A senior Jewish leader in Ukraine has been criticised after appearing to defend moves in the country to rehabilitate wartime nationalists who collaborated with the Nazis.
Josef Zissels, the chairman of the Jewish Confederation (Vaad), was thrust into the spotlight after scholars and Jewish groups abroad criticised recent efforts to praise historical Ukrainian nationalist leaders who collaborated with Germany during the Second World War before turning against them.
Many Jewish people were systematically killed in fighting across Ukraine during the war.
A letter signed by 56 Congressmen in the United States said there had been “incidents of state-sponsored Holocaust denial and antisemitism” in modern-day Ukraine.
But Mr Zissels responded angrily, saying the congressmen were collaborating with “political technologists working for the Kremlin”. He said a 2015 law that rehabilitated controversial nationalist figures like Stepan Bandera and Roman Shukhevych “states the obvious — the fact that fighters for Ukraine’s independence fought for Ukraine’s independence.”
He also rejected Israeli reports on rising cases of antisemitism in Ukraine, claiming there had been no violent attacks on Jews last year and that critics of Ukraine — including Israeli President Reuven Rivlin — were parroting “Soviet propaganda.”
But at least two Jews were hurt in the western town of Uman last September in a grenade attack that the authorities attributed to “Russian provocateurs”.
Mr Zissels’s defence of the government has proved controversial in the local community.
A number of Ukrainian Jewish organisations distanced themselves from him last week, with more than 40 communal leaders issuing a statement expressing “deep concern at the rise of antisemitic incidents”.
The statement added that Mr Zissels and the Vaad “do not represent the Jews of Ukraine”.
It also led to divisions within the Vaad itself: the RUPJCU, a body representing progressive congregations, called on members not to “drag themselves into another scandal on behalf of the Jewish community of Ukraine.”
“As a Board member of the Vaad, I had a telephone conversation with Mr Zissels,” Reform leader Rabbi Alexander Dukhovny told the JC. “I represent not myself, as an individual, but the RUPJCU and its opinion, which is against the statement made on behalf of the board members of the Vaad.”
Eduard Dolinsky, director of the Ukrainian Jewish Committee advocacy group, said some Vaad board members declined to sign the statement which he called a “total shame on all Jews of Ukraine”.
Mr Zissels has a history of airing controversial remarks.
Early last year, he suggested the Holocaust was the result of a Jewish man’s 1926 assassination of Ukrainian general Simon Petliura, whose units were connected to Jewish pogroms.

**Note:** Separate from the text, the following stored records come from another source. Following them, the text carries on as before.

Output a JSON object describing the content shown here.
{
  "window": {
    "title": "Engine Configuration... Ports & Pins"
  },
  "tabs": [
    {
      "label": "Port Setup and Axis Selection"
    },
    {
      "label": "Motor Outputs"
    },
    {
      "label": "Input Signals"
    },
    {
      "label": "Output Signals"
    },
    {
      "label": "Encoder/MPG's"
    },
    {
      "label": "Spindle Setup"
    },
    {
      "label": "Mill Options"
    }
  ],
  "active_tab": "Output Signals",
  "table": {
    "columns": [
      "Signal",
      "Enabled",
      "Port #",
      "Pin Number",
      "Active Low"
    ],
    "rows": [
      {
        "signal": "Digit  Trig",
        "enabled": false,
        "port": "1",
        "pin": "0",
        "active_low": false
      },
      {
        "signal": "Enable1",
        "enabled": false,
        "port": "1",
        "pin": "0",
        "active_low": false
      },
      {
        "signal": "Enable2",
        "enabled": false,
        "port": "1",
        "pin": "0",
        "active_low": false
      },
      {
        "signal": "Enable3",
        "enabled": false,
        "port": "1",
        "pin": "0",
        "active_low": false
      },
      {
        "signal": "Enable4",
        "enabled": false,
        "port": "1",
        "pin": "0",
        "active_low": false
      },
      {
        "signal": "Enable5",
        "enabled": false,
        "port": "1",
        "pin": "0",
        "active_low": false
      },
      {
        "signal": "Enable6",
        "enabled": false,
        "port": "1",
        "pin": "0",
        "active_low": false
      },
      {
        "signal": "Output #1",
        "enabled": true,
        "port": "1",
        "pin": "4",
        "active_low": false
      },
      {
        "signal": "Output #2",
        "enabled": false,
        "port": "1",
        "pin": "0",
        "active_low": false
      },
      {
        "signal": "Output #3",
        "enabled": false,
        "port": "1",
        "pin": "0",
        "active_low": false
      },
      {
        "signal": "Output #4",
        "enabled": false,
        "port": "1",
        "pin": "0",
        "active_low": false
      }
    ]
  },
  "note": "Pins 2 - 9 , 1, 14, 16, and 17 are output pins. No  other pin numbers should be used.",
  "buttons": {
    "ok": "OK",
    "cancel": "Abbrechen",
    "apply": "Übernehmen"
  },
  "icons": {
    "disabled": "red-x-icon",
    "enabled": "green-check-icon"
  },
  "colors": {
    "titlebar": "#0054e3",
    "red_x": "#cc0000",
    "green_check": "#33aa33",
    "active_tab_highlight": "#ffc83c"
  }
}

He wrote on Facebook: “When we say that ‘all Jews are responsible for one another,’ do we also mean this case?
“And if we have, do we realize that for many other reasons, this murder paved the historical path to the Shoah?”
In a statement sent to the JC on Mr Zissels’s behalf, Vyacheslav Likhachev, an antisemitism researcher at the Vaad, said he did not support the glorifying nationalists like Shukhevych.
But he added it was important to note that the wartime leader had “never [been] convicted in court for committing war crimes” and that only Poland regarded his network as a criminal organisation.
Mr Zissels, he said, would support a law that would prevent the rehabilitation of individuals who had committed war crimes but at present “there is no rehabilitation of Nazi criminals in Ukraine.”
Mr Likhachev also accused opponents such as Dolinsky of having chosen the “pro-Russian side” and said he did not regard communal figures such as Chief Rabbi Bleich and Kyiv Rabbi Moshe Azman as leaders because they “were not elected by anybody.”
Jared McBride, a historian who specialises in the Holocaust and Ukrainian nationalism, said Mr Zissels’s recent statements suggested “he should spend more time studying the troubling events surrounding antisemitic acts and attacks in Ukraine, not to mention far-right attacks on Roma and the LGBTQ community, and less time on the US House of Representatives.
“Accusing everyone you don’t like of being a Kremlin stooge…diminishes the times when Kremlin interference and misinformation is very real and deserves attention and response.”